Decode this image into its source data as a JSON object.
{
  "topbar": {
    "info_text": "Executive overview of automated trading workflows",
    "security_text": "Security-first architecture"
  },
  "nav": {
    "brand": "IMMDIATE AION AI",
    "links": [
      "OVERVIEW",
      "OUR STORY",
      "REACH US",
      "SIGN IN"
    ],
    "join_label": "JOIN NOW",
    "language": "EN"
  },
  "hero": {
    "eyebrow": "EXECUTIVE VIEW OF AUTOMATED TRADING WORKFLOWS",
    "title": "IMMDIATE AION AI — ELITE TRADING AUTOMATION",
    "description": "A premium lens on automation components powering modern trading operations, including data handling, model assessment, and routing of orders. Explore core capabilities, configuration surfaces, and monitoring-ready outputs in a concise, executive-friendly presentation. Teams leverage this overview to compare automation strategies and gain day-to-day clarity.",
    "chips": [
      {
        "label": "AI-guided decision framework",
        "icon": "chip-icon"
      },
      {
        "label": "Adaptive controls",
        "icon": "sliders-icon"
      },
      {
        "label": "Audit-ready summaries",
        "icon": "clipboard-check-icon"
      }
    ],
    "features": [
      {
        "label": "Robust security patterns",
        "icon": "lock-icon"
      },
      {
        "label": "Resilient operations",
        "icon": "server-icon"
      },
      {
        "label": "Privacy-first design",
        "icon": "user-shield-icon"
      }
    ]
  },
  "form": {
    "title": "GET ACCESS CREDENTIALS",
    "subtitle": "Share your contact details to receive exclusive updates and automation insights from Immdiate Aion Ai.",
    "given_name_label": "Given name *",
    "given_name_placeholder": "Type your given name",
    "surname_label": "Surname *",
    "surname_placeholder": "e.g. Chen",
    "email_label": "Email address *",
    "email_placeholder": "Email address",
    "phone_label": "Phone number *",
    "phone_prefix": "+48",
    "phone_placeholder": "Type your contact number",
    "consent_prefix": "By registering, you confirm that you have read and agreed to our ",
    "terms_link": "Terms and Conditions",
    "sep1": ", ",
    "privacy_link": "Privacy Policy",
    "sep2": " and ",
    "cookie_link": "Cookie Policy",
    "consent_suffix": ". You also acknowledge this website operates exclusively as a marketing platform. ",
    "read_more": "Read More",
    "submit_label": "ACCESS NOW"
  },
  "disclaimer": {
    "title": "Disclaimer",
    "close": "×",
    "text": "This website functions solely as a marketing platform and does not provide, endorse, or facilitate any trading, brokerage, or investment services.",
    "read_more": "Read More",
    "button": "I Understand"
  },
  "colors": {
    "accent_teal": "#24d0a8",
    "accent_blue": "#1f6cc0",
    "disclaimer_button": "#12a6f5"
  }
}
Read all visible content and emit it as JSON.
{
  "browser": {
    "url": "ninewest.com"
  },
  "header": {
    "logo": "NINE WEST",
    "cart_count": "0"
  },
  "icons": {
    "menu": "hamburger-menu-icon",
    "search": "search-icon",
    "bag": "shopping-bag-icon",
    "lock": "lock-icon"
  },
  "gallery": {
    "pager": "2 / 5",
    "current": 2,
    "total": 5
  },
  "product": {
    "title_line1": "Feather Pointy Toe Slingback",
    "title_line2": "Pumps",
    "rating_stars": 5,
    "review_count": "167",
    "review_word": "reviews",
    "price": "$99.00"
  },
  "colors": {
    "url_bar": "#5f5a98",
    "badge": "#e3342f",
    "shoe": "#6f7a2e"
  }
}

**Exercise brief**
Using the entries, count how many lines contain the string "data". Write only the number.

**Problem solution**
2